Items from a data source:
┌──
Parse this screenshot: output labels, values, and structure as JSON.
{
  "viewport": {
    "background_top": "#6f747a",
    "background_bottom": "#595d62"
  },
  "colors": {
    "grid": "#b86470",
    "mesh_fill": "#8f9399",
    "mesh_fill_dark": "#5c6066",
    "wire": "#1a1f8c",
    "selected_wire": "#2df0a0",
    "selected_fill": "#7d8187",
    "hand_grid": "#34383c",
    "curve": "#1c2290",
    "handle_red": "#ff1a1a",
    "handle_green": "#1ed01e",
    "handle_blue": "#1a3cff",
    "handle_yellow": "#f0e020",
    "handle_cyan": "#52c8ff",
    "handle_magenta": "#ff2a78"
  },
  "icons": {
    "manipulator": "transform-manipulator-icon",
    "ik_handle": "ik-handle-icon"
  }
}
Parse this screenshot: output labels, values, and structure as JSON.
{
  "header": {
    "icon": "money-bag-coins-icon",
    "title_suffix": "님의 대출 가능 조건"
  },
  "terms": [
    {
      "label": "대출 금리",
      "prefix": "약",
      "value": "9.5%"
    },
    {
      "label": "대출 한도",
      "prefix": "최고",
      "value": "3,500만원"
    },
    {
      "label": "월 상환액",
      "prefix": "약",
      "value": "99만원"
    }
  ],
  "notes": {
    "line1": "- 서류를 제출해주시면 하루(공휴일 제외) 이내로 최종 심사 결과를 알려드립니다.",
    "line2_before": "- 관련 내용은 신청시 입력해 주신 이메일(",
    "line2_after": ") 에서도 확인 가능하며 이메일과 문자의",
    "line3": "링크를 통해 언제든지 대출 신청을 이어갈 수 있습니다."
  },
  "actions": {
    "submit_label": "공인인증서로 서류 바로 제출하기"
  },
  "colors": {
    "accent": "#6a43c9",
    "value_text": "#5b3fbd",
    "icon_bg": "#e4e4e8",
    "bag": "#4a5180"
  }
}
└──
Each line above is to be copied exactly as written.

Parse this screenshot: output labels, values, and structure as JSON.
{
  "viewport": {
    "background_top": "#6f747a",
    "background_bottom": "#595d62"
  },
  "colors": {
    "grid": "#b86470",
    "mesh_fill": "#8f9399",
    "mesh_fill_dark": "#5c6066",
    "wire": "#1a1f8c",
    "selected_wire": "#2df0a0",
    "selected_fill": "#7d8187",
    "hand_grid": "#34383c",
    "curve": "#1c2290",
    "handle_red": "#ff1a1a",
    "handle_green": "#1ed01e",
    "handle_blue": "#1a3cff",
    "handle_yellow": "#f0e020",
    "handle_cyan": "#52c8ff",
    "handle_magenta": "#ff2a78"
  },
  "icons": {
    "manipulator": "transform-manipulator-icon",
    "ik_handle": "ik-handle-icon"
  }
}
Parse this screenshot: output labels, values, and structure as JSON.
{
  "header": {
    "icon": "money-bag-coins-icon",
    "title_suffix": "님의 대출 가능 조건"
  },
  "terms": [
    {
      "label": "대출 금리",
      "prefix": "약",
      "value": "9.5%"
    },
    {
      "label": "대출 한도",
      "prefix": "최고",
      "value": "3,500만원"
    },
    {
      "label": "월 상환액",
      "prefix": "약",
      "value": "99만원"
    }
  ],
  "notes": {
    "line1": "- 서류를 제출해주시면 하루(공휴일 제외) 이내로 최종 심사 결과를 알려드립니다.",
    "line2_before": "- 관련 내용은 신청시 입력해 주신 이메일(",
    "line2_after": ") 에서도 확인 가능하며 이메일과 문자의",
    "line3": "링크를 통해 언제든지 대출 신청을 이어갈 수 있습니다."
  },
  "actions": {
    "submit_label": "공인인증서로 서류 바로 제출하기"
  },
  "colors": {
    "accent": "#6a43c9",
    "value_text": "#5b3fbd",
    "icon_bg": "#e4e4e8",
    "bag": "#4a5180"
  }
}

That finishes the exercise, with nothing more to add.